Is a home warranty a good idea?
Friday, 6 September 2019
Home warranties have become much more common over the past few years.
Much of this growth has been fueled by the real estate industry, as sellers are often encouraged to provide a home warranty as a tool to entice buyers. In addition, buyers will often ask sellers to include a home warranty when negotiating the sales contract.
But home warranties aren't only available through real estate transactions. A homeowner can purchase one at any time by contacting a reputable home warranty company.
But before you purchase a warranty — which can run anywhere from $350 to $600 a year — it's important to understand what a home warranty covers and the costs associated with using the coverage. Only then you can determine if purchasing a home warranty is a smart financial decision for you.
What a home warranty covers
For starters, a home warranty is not the same as homeowner's insurance. Your homeowner's insurance covers damage to your home due to unavoidable circumstances such as fire, wind, hail, or theft. If you have a mortgage on your home, this coverage is required by your lender and premiums are typically included in your monthly mortgage payment.
A home warranty, on the other hand, is actually a service contract for your home, like one you might purchase when you buy a computer or wireless phone. This type of protection covers qualifying repairs during a certain period of time. Typically, a home warranty covers items such as appliances, plumbing, heating and air conditioner unit, water heater, whirlpool tub, and exhaust fans.
During the warranty period, if you experience problems with any of the covered items, you call the warranty company. They will send a contractor to your home to diagnose the problem and determine how to fix it. In most cases, you will pay a fee ranging from $50 to $125 for the contractor to come to your home. If the problem is covered under the warranty, you should not have to pay for the repair.
However, most home warranty companies will not fix items that break or fail due to lack of proper maintenance. And the warranty company may disagree with the homeowner about what constitutes proper maintenance.
Needless to say, it's important to carefully read the service agreement and understand precisely what the warranty will cover before you sign a contract.
When a home warranty is a good idea
If you're purchasing a home and the seller or builder is providing a free warranty, it makes sense to take it. After all, it won't cost you anything. However, take the time to familiarize yourself with the fees associated with using the coverage before you contact the warranty company for a service call.
If you're considering purchasing a home warranty, again, review the coverage carefully and understand what maintenance requirements you must meet before you can use the coverage.
If you are committed to regular maintenance and like the idea of having one point of contact to provide repairs for multiple systems in your home, spending several hundred dollars on a home warranty may be a good deal.
When a home warranty might not make sense
Before you spend money on a warranty, consider other coverage you might already have. For instance, if your home has new appliances, they should be covered under a manufacturer's warranty for at least a year or more. And if your home is brand new, a builder's warranty may cover most of the items a home warranty would include.

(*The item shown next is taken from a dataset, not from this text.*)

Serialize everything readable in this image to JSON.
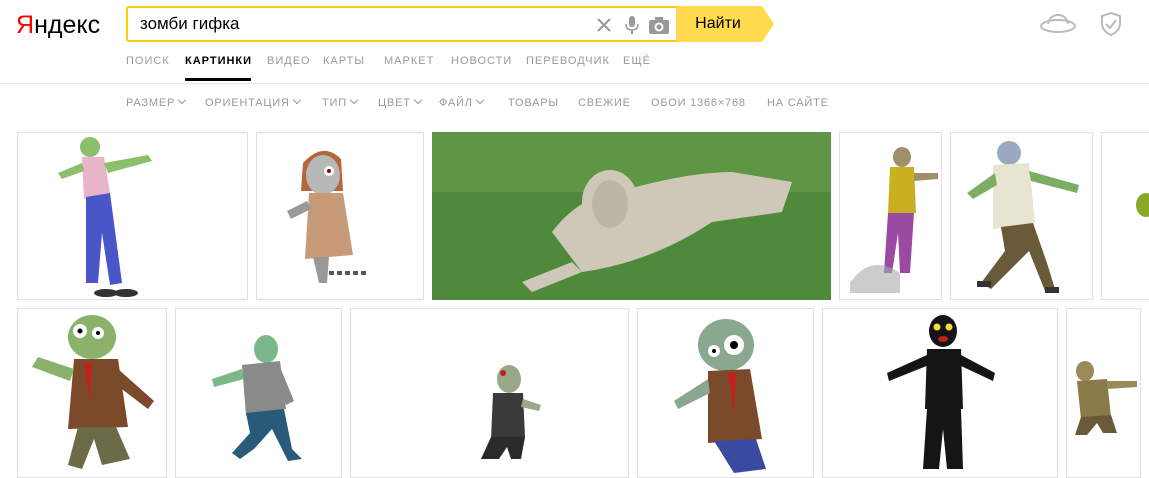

Can you afford to pay for repairs? If you have sufficient savings to cover any necessary repairs or replacements, spending several hundred dollars on a warranty doesn't make much sense. Also, if you already have reliable professionals who you trust to make home repairs, you won't need the home warranty company to help you locate contractors.
An annual premium of $350 to $600 — plus $50 to $125 per service call — is a lot of money to spend. Before you buy a warranty, it just makes sense to carefully review the coverage, understand how it works, and determine if you really need it.
The content provided is for informational purposes only. Neither BBVA USA, nor any of its affiliates, is providing legal, tax, or investment advice. You should consult your legal, tax, or financial consultant about your personal situation. Opinions expressed are those of the author(s) and do not necessarily represent the opinions of BBVA USA or any of its affiliates.
Links to third party sites are provided for your convenience and do not constitute an endorsement. BBVA USA does not provide, is not responsible for, and does not guarantee the products, services or overall content available at third party sites. These sites may not have the same privacy, security or accessibility standards.
You may also be interested in:
Owning a Home
Millennial guide to homeownership
Are you a millennial or first-time home buyer? Check out our guide to homeownership to prepare for the big purchase and get great tips for buying a home.
Owning a Home
Buying or refinancing a home can be one of the largest and most complex financial decision most of us will ever make.